How Overdue Parking Tickets Took Over an Innocent Person’s Life

In 2008, a Chicago-area man named Brandon Preveau bought a 1999 Chevy Monte Carlo — like the one pictured above — for about $600 to $800. That was a fair price for the car, and it seemed that Preveau’s purchase was on the up-and-up — he paid the title transfer fees, obtained insurance for the vehicle, and registered it with the state. For a year or so, he’d drive it to work, like anyone else would. For Preveau, work was Chicago’s O’Hare airport — he was employed by United Airlines.

In November of 2009, Preveau drove the Monte Carlo to O’Hare for the last time.
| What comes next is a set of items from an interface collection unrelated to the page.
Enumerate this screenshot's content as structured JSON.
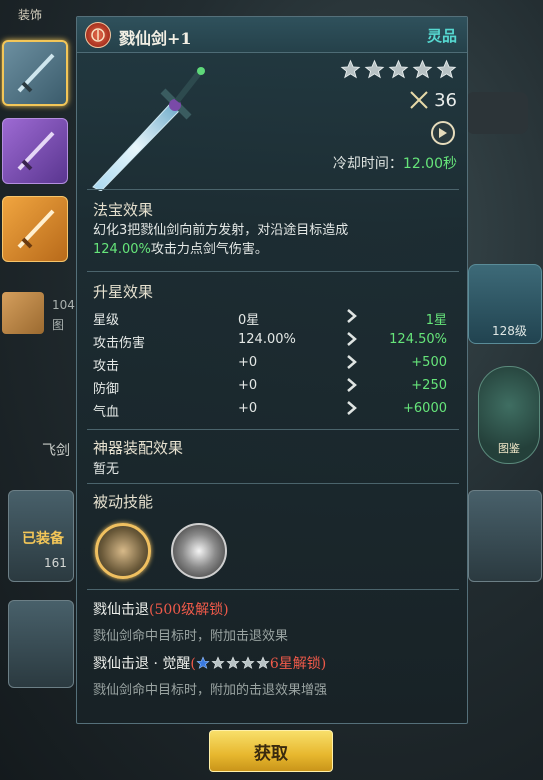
{
  "background": {
    "top_label": "装饰",
    "scroll_text_1": "104",
    "scroll_text_2": "图",
    "feijian_label": "飞剑",
    "equipped_label": "已装备",
    "card_number": "161",
    "char_level": "128级",
    "tujian_label": "图鉴"
  },
  "item": {
    "name": "戮仙剑+1",
    "grade": "灵品",
    "star_count": 5,
    "power": "36",
    "cooldown_label": "冷却时间：",
    "cooldown_value": "12.00秒"
  },
  "fabao": {
    "title": "法宝效果",
    "desc_pre": "幻化3把戮仙剑向前方发射，对沿途目标造成",
    "desc_hl": "124.00%",
    "desc_post": "攻击力点剑气伤害。"
  },
  "upgrade": {
    "title": "升星效果",
    "rows": [
      {
        "label": "星级",
        "current": "0星",
        "next": "1星"
      },
      {
        "label": "攻击伤害",
        "current": "124.00%",
        "next": "124.50%"
      },
      {
        "label": "攻击",
        "current": "+0",
        "next": "+500"
      },
      {
        "label": "防御",
        "current": "+0",
        "next": "+250"
      },
      {
        "label": "气血",
        "current": "+0",
        "next": "+6000"
      }
    ]
  },
  "artifact": {
    "title": "神器装配效果",
    "value": "暂无"
  },
  "passive": {
    "title": "被动技能",
    "skill1_name": "戮仙击退",
    "skill1_lock": "(500级解锁)",
    "skill1_desc": "戮仙剑命中目标时，附加击退效果",
    "skill2_name": "戮仙击退 · 觉醒",
    "skill2_lock_pre": "(",
    "skill2_lock_post": "6星解锁)",
    "skill2_desc": "戮仙剑命中目标时，附加的击退效果增强"
  },
  "buttons": {
    "get": "获取"
  },
  "colors": {
    "accent_green": "#66e57a",
    "grade_cyan": "#56d8d0",
    "lock_red": "#f05a4a",
    "button_gold": "#e7b72e"
  }
}
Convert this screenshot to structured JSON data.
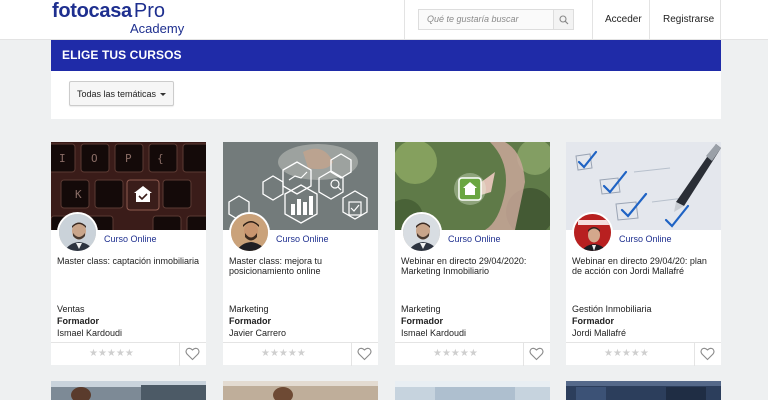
{
  "header": {
    "logo_main": "fotocasa",
    "logo_pro": "Pro",
    "logo_sub": "Academy",
    "search_placeholder": "Qué te gustaría buscar",
    "login": "Acceder",
    "register": "Registrarse"
  },
  "banner": {
    "title": "ELIGE TUS CURSOS"
  },
  "filter": {
    "selected": "Todas las temáticas"
  },
  "card_common": {
    "online_label": "Curso Online",
    "role_label": "Formador",
    "stars": "★★★★★"
  },
  "cards": [
    {
      "title": "Master class: captación inmobiliaria",
      "topic": "Ventas",
      "trainer": "Ismael Kardoudi",
      "rating": 0
    },
    {
      "title": "Master class: mejora tu posicionamiento online",
      "topic": "Marketing",
      "trainer": "Javier Carrero",
      "rating": 0
    },
    {
      "title": "Webinar en directo 29/04/2020: Marketing Inmobiliario",
      "topic": "Marketing",
      "trainer": "Ismael Kardoudi",
      "rating": 0
    },
    {
      "title": "Webinar en directo 29/04/20: plan de acción con Jordi Mallafré",
      "topic": "Gestión Inmobiliaria",
      "trainer": "Jordi Mallafré",
      "rating": 0
    }
  ],
  "colors": {
    "brand": "#1e2f8f",
    "banner": "#1f2ba8",
    "background": "#eef0f1"
  }
}
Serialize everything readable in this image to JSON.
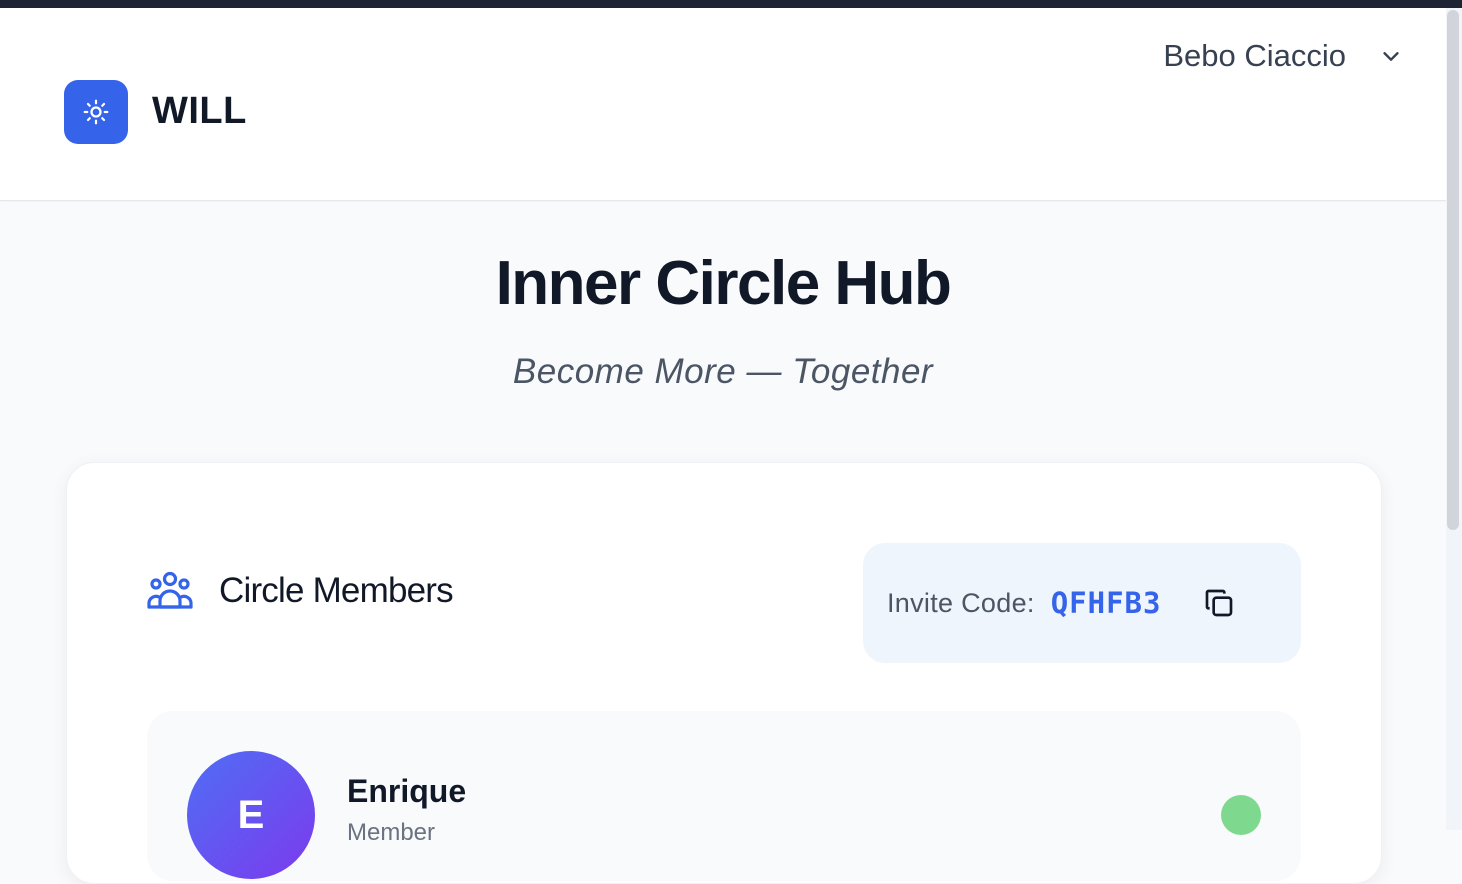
{
  "header": {
    "brand": "WILL",
    "logo_icon": "sun-icon",
    "user_name": "Bebo Ciaccio",
    "user_menu_icon": "chevron-down-icon"
  },
  "page": {
    "title": "Inner Circle Hub",
    "tagline": "Become More — Together"
  },
  "circle": {
    "section_title": "Circle Members",
    "section_icon": "users-group-icon",
    "invite_label": "Invite Code:",
    "invite_code": "QFHFB3",
    "copy_icon": "copy-icon",
    "members": [
      {
        "initial": "E",
        "name": "Enrique",
        "role": "Member",
        "status": "online"
      }
    ]
  },
  "colors": {
    "accent": "#3563e9",
    "header_dark": "#1e2433",
    "status_online": "#7ed98e",
    "invite_bg": "#eff5fd"
  }
}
He parked it in a secure lot owned by the city and, for reasons not yet clear, walked away, never to touch the car again. And the city did what cities do when cars are parked illegally — they issued tickets. Lots of tickets. At first, the tickets were just for having parked illegally, but as time passed and the car fell into disrepair, it earned even more citations. As the New York Daily News reported, “the offenses included broken headlights, being in a hazardous and dilapidated condition and having missing or cracked windows.”

But Preveau never received notice of these violations — because as far as the state was concerned, the car wasn’t his.
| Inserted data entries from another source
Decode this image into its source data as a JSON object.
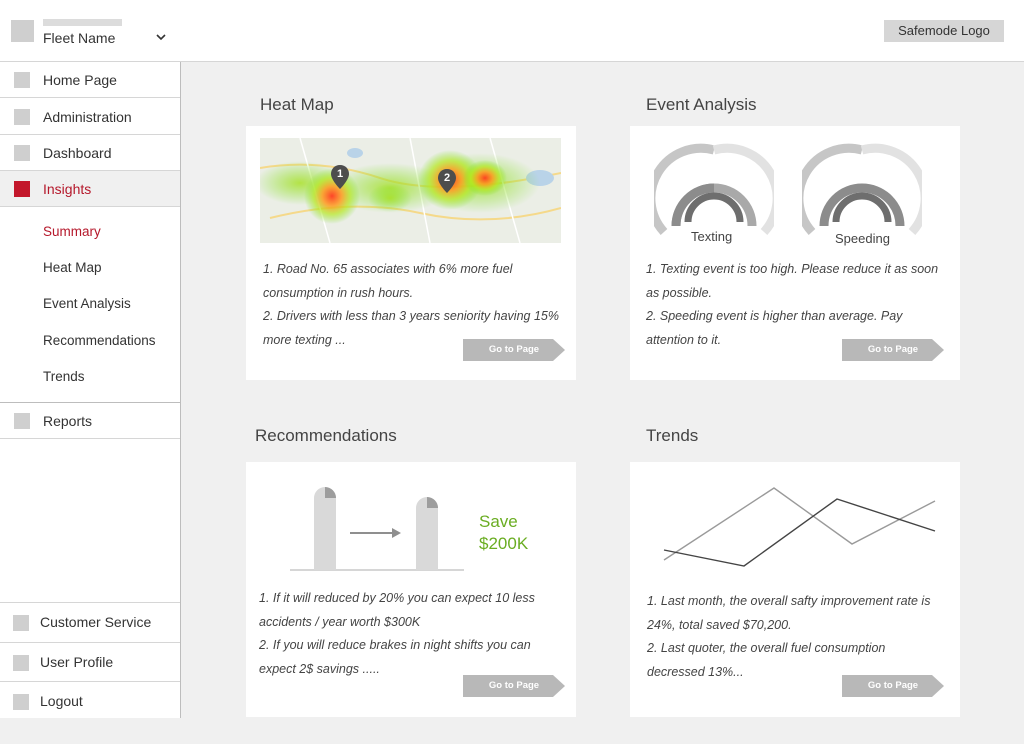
{
  "header": {
    "fleet_name": "Fleet Name",
    "logo_text": "Safemode Logo"
  },
  "sidebar": {
    "items": [
      {
        "label": "Home Page"
      },
      {
        "label": "Administration"
      },
      {
        "label": "Dashboard"
      },
      {
        "label": "Insights"
      }
    ],
    "sub_items": [
      {
        "label": "Summary"
      },
      {
        "label": "Heat Map"
      },
      {
        "label": "Event Analysis"
      },
      {
        "label": "Recommendations"
      },
      {
        "label": "Trends"
      }
    ],
    "reports": "Reports",
    "bottom_items": [
      {
        "label": "Customer Service"
      },
      {
        "label": "User Profile"
      },
      {
        "label": "Logout"
      }
    ]
  },
  "heat_map": {
    "title": "Heat Map",
    "pins": [
      "1",
      "2"
    ],
    "lines": [
      "1. Road No. 65 associates with 6% more fuel",
      "consumption in rush hours.",
      "2. Drivers with less than 3 years seniority having 15%",
      "more texting ..."
    ],
    "button": "Go to Page"
  },
  "event_analysis": {
    "title": "Event Analysis",
    "gauges": [
      {
        "label": "Texting"
      },
      {
        "label": "Speeding"
      }
    ],
    "lines": [
      "1. Texting event is too high. Please reduce it as soon",
      "as possible.",
      "2. Speeding event is higher than average. Pay",
      "attention to it."
    ],
    "button": "Go to Page"
  },
  "recommendations": {
    "title": "Recommendations",
    "save_line1": "Save",
    "save_line2": "$200K",
    "lines": [
      "1. If it will reduced by 20% you can expect 10 less",
      "accidents / year worth $300K",
      "2. If you will reduce brakes in night shifts you can",
      "expect 2$ savings ....."
    ],
    "button": "Go to Page"
  },
  "trends": {
    "title": "Trends",
    "lines": [
      "1. Last month, the overall safty improvement rate is",
      "24%, total saved $70,200.",
      "2. Last quoter, the overall fuel consumption",
      "decressed 13%..."
    ],
    "button": "Go to Page"
  },
  "colors": {
    "accent": "#b5182b",
    "save_green": "#6aad22",
    "button_gray": "#b8b8b8"
  }
}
For some reason, when Preveau bought the car, he registered it under the name of his then-girlfriend, a woman named Jennifer Fitzgerald, and did so without telling her. Sometime between when Preveau purchased the car and when he abandoned it, though, the two broke up. The tickets were going to the person the state believed was responsible for the car: Fitzgerald. Preveau’s ploy, apparently, was to get revenge on his ex-girlfriend via the Chicago government.

And it seemed to work. Within a few weeks after the car’s abandonment, the city contacted Fitzgerald by mail about the fines she was accumulating. Unfortunately, she didn’t have the means to pay, as she didn’t have keys to the vehicle nor access to the parking lot, she was unable to retrieve the car. She went to the police but they were of no apparent help. The problem should have solved itself, somewhat, after 30 days — at that point, the police are supposed to tow the vehicle to an impound lot. But the police failed to do so and the comedy of errors continued. The Monte Carlo sat there idly until April of 2012, all while Fitzgerald tried — and failed — to remove herself from responsibility she shouldn’t have had in the first place. In the interim three and a half years, the police wrote more than 650 tickets totaling a ridiculous $105,761.80.

Fitzgerald sued the city and her ex in hopes of getting relief from what, clearly, shouldn’t be her responsibility. At first, the judge threw out her lawsuit, finding that “Fitzgerald’s attorney hadn’t done all he could do to first fight the tickets with the city’s Administrative Hearings Department,” according to the Chicago Tribune. The court did, however, allowed Fitzgerland to re-file her claim once her lawyer had exhausted all administrative options. And ultimately, Fitzgerald’s case was heard by the courts.

Justice didn’t really prevail, though. Hoping to avoid further legal fees, Fitzgerald agreed to a settlement with the city — she agreed to pay a $4,470 out of the more $100,000 she “owed.” According to DNAInfo, she was unable to pay any money up front, so the court made Preveau — under heavy protest — pay $1,600 as a down payment on the fines. Fitzgerald, though, had to cover the rest, under a court-approved payment plan: she was on the hook for $78 a month for three years, despite the fact that the car was never truly hers.


Bonus fact: In most cases, only the police can give parking tickets. Not so in Houston, Texas. As the city’s website explains, Houston “holds volunteer trainings for citizens interested in getting involved in protecting their communities and helping fight disabled parking abuse.” After taking a four-hour course, volunteers are empowered to write tickets if they come across a vehicle illegally parked in a space reserved for those who need accessible parking.

From the Archives: Operator Unknown: The license plate that’s a magnet for tickets.